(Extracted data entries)
══════════════════════════════

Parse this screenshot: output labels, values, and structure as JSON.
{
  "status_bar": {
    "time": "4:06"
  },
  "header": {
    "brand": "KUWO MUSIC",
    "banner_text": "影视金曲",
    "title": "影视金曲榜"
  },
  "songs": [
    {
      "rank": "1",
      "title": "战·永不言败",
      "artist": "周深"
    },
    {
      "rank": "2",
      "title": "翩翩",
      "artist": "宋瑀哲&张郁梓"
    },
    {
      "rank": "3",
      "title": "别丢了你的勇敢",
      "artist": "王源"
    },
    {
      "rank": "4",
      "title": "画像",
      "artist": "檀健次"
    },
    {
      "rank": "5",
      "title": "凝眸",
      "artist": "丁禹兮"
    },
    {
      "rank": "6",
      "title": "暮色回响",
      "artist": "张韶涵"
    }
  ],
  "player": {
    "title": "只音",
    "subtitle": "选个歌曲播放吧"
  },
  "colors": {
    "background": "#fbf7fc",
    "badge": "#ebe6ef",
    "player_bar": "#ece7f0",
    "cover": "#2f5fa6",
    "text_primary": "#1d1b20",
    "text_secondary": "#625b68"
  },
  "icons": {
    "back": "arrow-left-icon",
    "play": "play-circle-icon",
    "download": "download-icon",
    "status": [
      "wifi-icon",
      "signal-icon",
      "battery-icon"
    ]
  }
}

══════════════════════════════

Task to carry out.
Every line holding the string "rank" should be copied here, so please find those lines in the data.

Reply.
      "rank": "1",
      "rank": "2",
      "rank": "3",
      "rank": "4",
      "rank": "5",
      "rank": "6",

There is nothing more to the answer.